## [DATA UNDER STUDY]
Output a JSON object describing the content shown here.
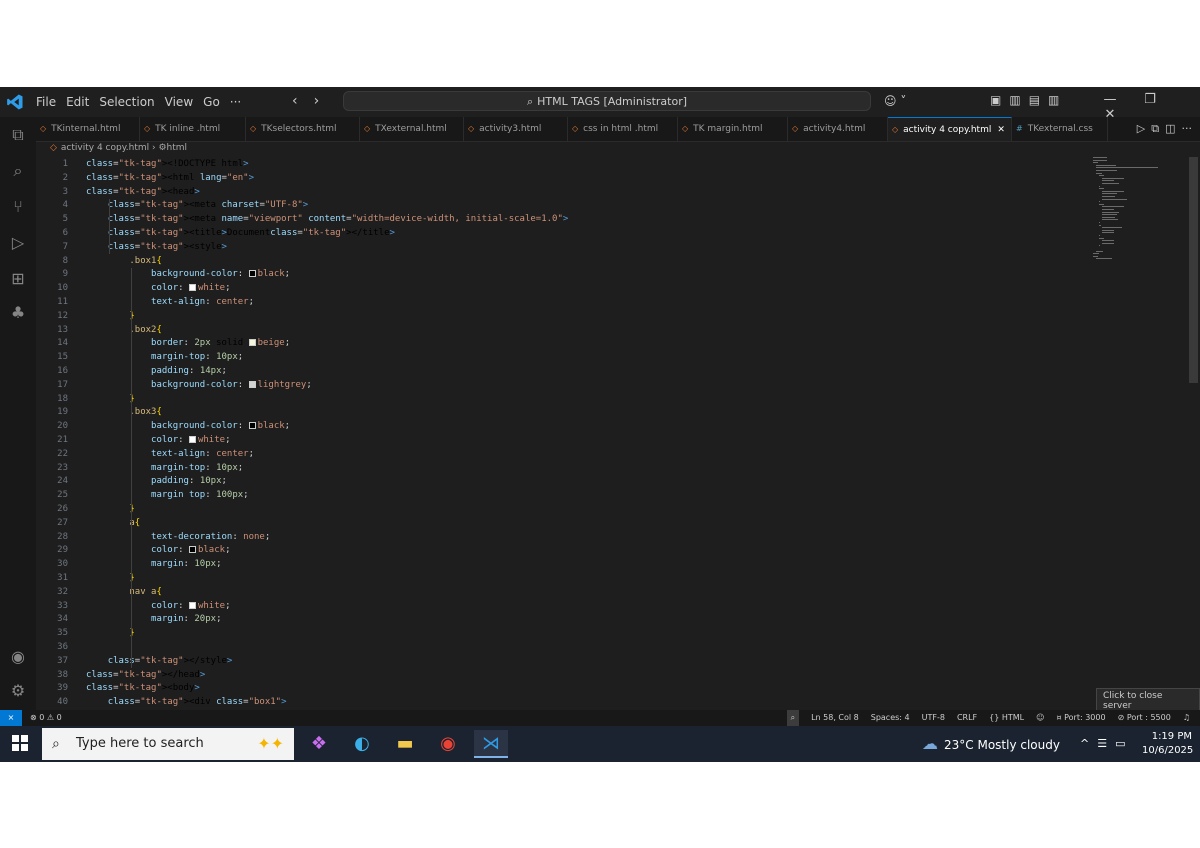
{
  "menu": [
    "File",
    "Edit",
    "Selection",
    "View",
    "Go",
    "···"
  ],
  "search": {
    "label": "HTML TAGS [Administrator]"
  },
  "tabs": [
    {
      "label": "TKinternal.html",
      "kind": "html",
      "active": false
    },
    {
      "label": "TK inline .html",
      "kind": "html",
      "active": false
    },
    {
      "label": "TKselectors.html",
      "kind": "html",
      "active": false
    },
    {
      "label": "TXexternal.html",
      "kind": "html",
      "active": false
    },
    {
      "label": "activity3.html",
      "kind": "html",
      "active": false
    },
    {
      "label": "css in html .html",
      "kind": "html",
      "active": false
    },
    {
      "label": "TK margin.html",
      "kind": "html",
      "active": false
    },
    {
      "label": "activity4.html",
      "kind": "html",
      "active": false
    },
    {
      "label": "activity 4 copy.html",
      "kind": "html",
      "active": true
    },
    {
      "label": "TKexternal.css",
      "kind": "css",
      "active": false
    }
  ],
  "breadcrumb": {
    "file": "activity 4 copy.html",
    "node": "html"
  },
  "code_lines": [
    "<!DOCTYPE html>",
    "<html lang=\"en\">",
    "<head>",
    "<meta charset=\"UTF-8\">",
    "<meta name=\"viewport\" content=\"width=device-width, initial-scale=1.0\">",
    "<title>Document</title>",
    "<style>",
    ".box1{",
    "background-color: black;",
    "color: white;",
    "text-align: center;",
    "}",
    ".box2{",
    "border: 2px solid beige;",
    "margin-top: 10px;",
    "padding: 14px;",
    "background-color: lightgrey;",
    "}",
    ".box3{",
    "background-color: black;",
    "color: white;",
    "text-align: center;",
    "margin-top: 10px;",
    "padding: 10px;",
    "margin top: 100px;",
    "}",
    "a{",
    "text-decoration: none;",
    "color: black;",
    "margin: 10px;",
    "}",
    "nav a{",
    "color: white;",
    "margin: 20px;",
    "}",
    "",
    "</style>",
    "</head>",
    "<body>",
    "<div class=\"box1\">"
  ],
  "tooltip": "Click to close server",
  "status": {
    "left": "⊗ 0 ⚠ 0",
    "items": [
      "Ln 58, Col 8",
      "Spaces: 4",
      "UTF-8",
      "CRLF",
      "{} HTML",
      "¤ Port: 3000",
      "⊘ Port : 5500"
    ]
  },
  "taskbar": {
    "search_placeholder": "Type here to search",
    "weather": "23°C  Mostly cloudy",
    "time": "1:19 PM",
    "date": "10/6/2025"
  },
  "colors": {
    "accent": "#0078d4",
    "editor_bg": "#1e1e1e",
    "html_icon": "#e37933",
    "css_icon": "#519aba"
  }
}
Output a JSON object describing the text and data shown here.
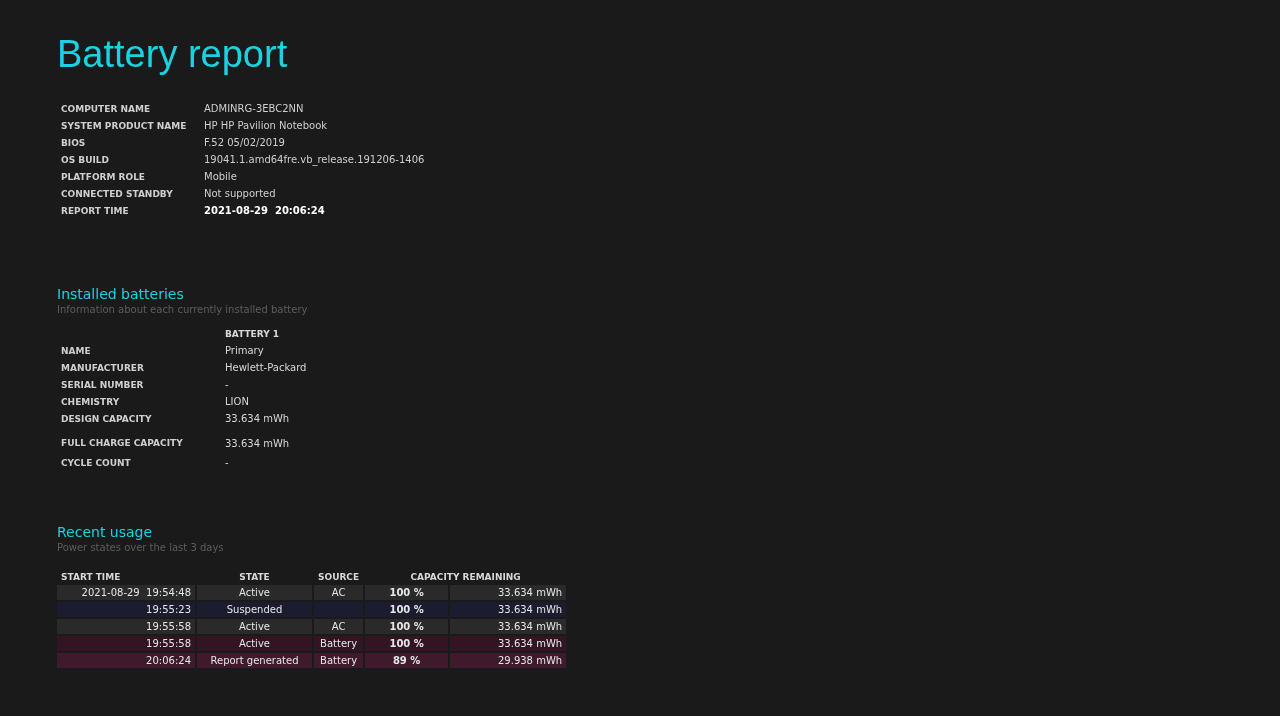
{
  "title": "Battery report",
  "system_info": [
    {
      "label": "COMPUTER NAME",
      "value": "ADMINRG-3EBC2NN",
      "emphasis": false
    },
    {
      "label": "SYSTEM PRODUCT NAME",
      "value": "HP HP Pavilion Notebook",
      "emphasis": false
    },
    {
      "label": "BIOS",
      "value": "F.52 05/02/2019",
      "emphasis": false
    },
    {
      "label": "OS BUILD",
      "value": "19041.1.amd64fre.vb_release.191206-1406",
      "emphasis": false
    },
    {
      "label": "PLATFORM ROLE",
      "value": "Mobile",
      "emphasis": false
    },
    {
      "label": "CONNECTED STANDBY",
      "value": "Not supported",
      "emphasis": false
    },
    {
      "label": "REPORT TIME",
      "value": "2021-08-29  20:06:24",
      "emphasis": true
    }
  ],
  "installed_batteries": {
    "heading": "Installed batteries",
    "subtitle": "Information about each currently installed battery",
    "column": "BATTERY 1",
    "rows": [
      {
        "label": "NAME",
        "value": "Primary"
      },
      {
        "label": "MANUFACTURER",
        "value": "Hewlett-Packard"
      },
      {
        "label": "SERIAL NUMBER",
        "value": "-"
      },
      {
        "label": "CHEMISTRY",
        "value": "LION"
      },
      {
        "label": "DESIGN CAPACITY",
        "value": "33.634 mWh"
      },
      {
        "label": "FULL CHARGE CAPACITY",
        "value": "33.634 mWh"
      },
      {
        "label": "CYCLE COUNT",
        "value": "-"
      }
    ]
  },
  "recent_usage": {
    "heading": "Recent usage",
    "subtitle": "Power states over the last 3 days",
    "columns": [
      "START TIME",
      "STATE",
      "SOURCE",
      "CAPACITY REMAINING"
    ],
    "rows": [
      {
        "kind": "ac",
        "start_time": "2021-08-29  19:54:48",
        "state": "Active",
        "source": "AC",
        "percent": "100 %",
        "capacity": "33.634 mWh"
      },
      {
        "kind": "suspended",
        "start_time": "19:55:23",
        "state": "Suspended",
        "source": "",
        "percent": "100 %",
        "capacity": "33.634 mWh"
      },
      {
        "kind": "ac",
        "start_time": "19:55:58",
        "state": "Active",
        "source": "AC",
        "percent": "100 %",
        "capacity": "33.634 mWh"
      },
      {
        "kind": "battery",
        "start_time": "19:55:58",
        "state": "Active",
        "source": "Battery",
        "percent": "100 %",
        "capacity": "33.634 mWh"
      },
      {
        "kind": "report",
        "start_time": "20:06:24",
        "state": "Report generated",
        "source": "Battery",
        "percent": "89 %",
        "capacity": "29.938 mWh"
      }
    ]
  }
}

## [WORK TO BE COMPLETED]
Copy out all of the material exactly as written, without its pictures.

## [RESPONSE]
Output a JSON object describing the content shown here.
{
  "menu": [
    "File",
    "Edit",
    "Selection",
    "View",
    "Go",
    "···"
  ],
  "search": {
    "label": "HTML TAGS [Administrator]"
  },
  "tabs": [
    {
      "label": "TKinternal.html",
      "kind": "html",
      "active": false
    },
    {
      "label": "TK inline .html",
      "kind": "html",
      "active": false
    },
    {
      "label": "TKselectors.html",
      "kind": "html",
      "active": false
    },
    {
      "label": "TXexternal.html",
      "kind": "html",
      "active": false
    },
    {
      "label": "activity3.html",
      "kind": "html",
      "active": false
    },
    {
      "label": "css in html .html",
      "kind": "html",
      "active": false
    },
    {
      "label": "TK margin.html",
      "kind": "html",
      "active": false
    },
    {
      "label": "activity4.html",
      "kind": "html",
      "active": false
    },
    {
      "label": "activity 4 copy.html",
      "kind": "html",
      "active": true
    },
    {
      "label": "TKexternal.css",
      "kind": "css",
      "active": false
    }
  ],
  "breadcrumb": {
    "file": "activity 4 copy.html",
    "node": "html"
  },
  "code_lines": [
    "<!DOCTYPE html>",
    "<html lang=\"en\">",
    "<head>",
    "<meta charset=\"UTF-8\">",
    "<meta name=\"viewport\" content=\"width=device-width, initial-scale=1.0\">",
    "<title>Document</title>",
    "<style>",
    ".box1{",
    "background-color: black;",
    "color: white;",
    "text-align: center;",
    "}",
    ".box2{",
    "border: 2px solid beige;",
    "margin-top: 10px;",
    "padding: 14px;",
    "background-color: lightgrey;",
    "}",
    ".box3{",
    "background-color: black;",
    "color: white;",
    "text-align: center;",
    "margin-top: 10px;",
    "padding: 10px;",
    "margin top: 100px;",
    "}",
    "a{",
    "text-decoration: none;",
    "color: black;",
    "margin: 10px;",
    "}",
    "nav a{",
    "color: white;",
    "margin: 20px;",
    "}",
    "",
    "</style>",
    "</head>",
    "<body>",
    "<div class=\"box1\">"
  ],
  "tooltip": "Click to close server",
  "status": {
    "left": "⊗ 0 ⚠ 0",
    "items": [
      "Ln 58, Col 8",
      "Spaces: 4",
      "UTF-8",
      "CRLF",
      "{} HTML",
      "¤ Port: 3000",
      "⊘ Port : 5500"
    ]
  },
  "taskbar": {
    "search_placeholder": "Type here to search",
    "weather": "23°C  Mostly cloudy",
    "time": "1:19 PM",
    "date": "10/6/2025"
  },
  "colors": {
    "accent": "#0078d4",
    "editor_bg": "#1e1e1e",
    "html_icon": "#e37933",
    "css_icon": "#519aba"
  }
}
Output a JSON object describing the text and data shown here.
{
  "title": "Battery report",
  "system_info": [
    {
      "label": "COMPUTER NAME",
      "value": "ADMINRG-3EBC2NN",
      "emphasis": false
    },
    {
      "label": "SYSTEM PRODUCT NAME",
      "value": "HP HP Pavilion Notebook",
      "emphasis": false
    },
    {
      "label": "BIOS",
      "value": "F.52 05/02/2019",
      "emphasis": false
    },
    {
      "label": "OS BUILD",
      "value": "19041.1.amd64fre.vb_release.191206-1406",
      "emphasis": false
    },
    {
      "label": "PLATFORM ROLE",
      "value": "Mobile",
      "emphasis": false
    },
    {
      "label": "CONNECTED STANDBY",
      "value": "Not supported",
      "emphasis": false
    },
    {
      "label": "REPORT TIME",
      "value": "2021-08-29  20:06:24",
      "emphasis": true
    }
  ],
  "installed_batteries": {
    "heading": "Installed batteries",
    "subtitle": "Information about each currently installed battery",
    "column": "BATTERY 1",
    "rows": [
      {
        "label": "NAME",
        "value": "Primary"
      },
      {
        "label": "MANUFACTURER",
        "value": "Hewlett-Packard"
      },
      {
        "label": "SERIAL NUMBER",
        "value": "-"
      },
      {
        "label": "CHEMISTRY",
        "value": "LION"
      },
      {
        "label": "DESIGN CAPACITY",
        "value": "33.634 mWh"
      },
      {
        "label": "FULL CHARGE CAPACITY",
        "value": "33.634 mWh"
      },
      {
        "label": "CYCLE COUNT",
        "value": "-"
      }
    ]
  },
  "recent_usage": {
    "heading": "Recent usage",
    "subtitle": "Power states over the last 3 days",
    "columns": [
      "START TIME",
      "STATE",
      "SOURCE",
      "CAPACITY REMAINING"
    ],
    "rows": [
      {
        "kind": "ac",
        "start_time": "2021-08-29  19:54:48",
        "state": "Active",
        "source": "AC",
        "percent": "100 %",
        "capacity": "33.634 mWh"
      },
      {
        "kind": "suspended",
        "start_time": "19:55:23",
        "state": "Suspended",
        "source": "",
        "percent": "100 %",
        "capacity": "33.634 mWh"
      },
      {
        "kind": "ac",
        "start_time": "19:55:58",
        "state": "Active",
        "source": "AC",
        "percent": "100 %",
        "capacity": "33.634 mWh"
      },
      {
        "kind": "battery",
        "start_time": "19:55:58",
        "state": "Active",
        "source": "Battery",
        "percent": "100 %",
        "capacity": "33.634 mWh"
      },
      {
        "kind": "report",
        "start_time": "20:06:24",
        "state": "Report generated",
        "source": "Battery",
        "percent": "89 %",
        "capacity": "29.938 mWh"
      }
    ]
  }
}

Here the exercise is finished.